Dendritic cells are antigen-presenting cells; this means that they detect foreign cells in the body and present them to effector T cells. Should T cells deem it necessary, they mount an attack. An attack is beneficial if there is indeed a pathogenic invasion on the way, but if the T cells accidentally begin an unwarranted attack, autoimmune disease can occur. The ability to control the activity of dendritic cells would grant scientists a large amount of power over regulating the immune response.
The energy stash University of Vermont scientists discovered was an internal store of glycogen, a glucose polymer used as carbohydrate storage for all animals, not just humans. In the past, scientists have focused their studies on dendritic cells’ external energy storage. However, they found that the internal glycogen supply is in fact the first place dendritic cells extract energy when they need it.
Co-author of the Cell Metabolism study Phyu Thwe says that timing is extremely important for understanding the immune response, so knowing the order in which dendritic cells use energy is vital. “In any kind of immune protection scenario it is absolutely a race against time between the microbe and mammalian immune response,” Thwe explained.
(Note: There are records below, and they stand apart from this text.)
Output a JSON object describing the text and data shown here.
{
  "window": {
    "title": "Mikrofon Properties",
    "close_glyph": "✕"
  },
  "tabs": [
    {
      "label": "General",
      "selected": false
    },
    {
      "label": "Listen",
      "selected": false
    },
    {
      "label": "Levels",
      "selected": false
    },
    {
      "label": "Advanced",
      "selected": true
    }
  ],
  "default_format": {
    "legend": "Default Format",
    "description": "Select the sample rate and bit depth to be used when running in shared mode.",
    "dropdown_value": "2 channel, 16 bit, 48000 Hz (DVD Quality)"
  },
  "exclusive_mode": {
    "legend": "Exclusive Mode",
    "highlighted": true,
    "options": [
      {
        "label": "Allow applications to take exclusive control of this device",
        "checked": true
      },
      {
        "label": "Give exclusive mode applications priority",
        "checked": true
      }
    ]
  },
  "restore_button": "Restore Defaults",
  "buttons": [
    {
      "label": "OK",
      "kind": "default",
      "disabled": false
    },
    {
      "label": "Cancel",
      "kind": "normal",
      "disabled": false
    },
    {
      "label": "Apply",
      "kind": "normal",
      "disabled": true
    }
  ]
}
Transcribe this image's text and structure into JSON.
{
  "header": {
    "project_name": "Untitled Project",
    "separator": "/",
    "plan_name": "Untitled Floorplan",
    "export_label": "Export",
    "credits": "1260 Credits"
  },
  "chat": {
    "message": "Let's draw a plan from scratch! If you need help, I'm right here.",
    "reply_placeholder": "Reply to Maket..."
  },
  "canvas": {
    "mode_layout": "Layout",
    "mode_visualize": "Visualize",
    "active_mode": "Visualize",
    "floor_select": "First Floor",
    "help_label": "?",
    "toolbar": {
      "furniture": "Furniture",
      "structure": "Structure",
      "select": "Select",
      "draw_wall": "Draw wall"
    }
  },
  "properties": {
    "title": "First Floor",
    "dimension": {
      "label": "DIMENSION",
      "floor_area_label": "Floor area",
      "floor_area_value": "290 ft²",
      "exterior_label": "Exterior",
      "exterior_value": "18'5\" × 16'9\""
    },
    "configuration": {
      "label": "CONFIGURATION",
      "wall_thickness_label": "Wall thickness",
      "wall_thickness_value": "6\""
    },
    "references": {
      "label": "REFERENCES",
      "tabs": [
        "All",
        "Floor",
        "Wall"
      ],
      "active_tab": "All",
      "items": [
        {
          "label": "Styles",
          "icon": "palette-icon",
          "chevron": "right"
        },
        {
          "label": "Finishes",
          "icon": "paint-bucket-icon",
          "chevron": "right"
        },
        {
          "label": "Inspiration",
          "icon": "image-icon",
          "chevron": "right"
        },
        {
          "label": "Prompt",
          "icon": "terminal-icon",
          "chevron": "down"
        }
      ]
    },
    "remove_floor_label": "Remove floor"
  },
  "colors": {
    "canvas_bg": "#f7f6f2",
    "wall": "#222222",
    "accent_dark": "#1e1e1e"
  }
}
"By either enhancing or depleting this sugar warehouse within the cell, the hope would be that we could either influence or dampen immune reactions," explained another study author, Eyal Amiel. "What we're really in the business of is finding new switches to toggle to that effect, and this finding provides us with a new regulatory target that regulates immune activity."
Amiel, Thwe, and other researchers looked at dendritic cell activity when their access to internal glycogen was inhibited. As expected, the cells were less effective at communicating with T cells, and the immune response was subsequently suppressed. Additionally, Amiel says that this effect is probably not specific to dendritic cells; they could use the same approach to control the activity of other immune cells too.
In the future, the team from the University of Vermont will continue their studies on altering dendritic cells’ internal glycogen stores to control their ability. But first, they must assess how the cells are impacted in the long run. Even people with autoimmune diseases need the immune system to be somewhat active to have protection from bacteria and viruses. Scientists want to manipulate dendritic cells temporarily, not permanently.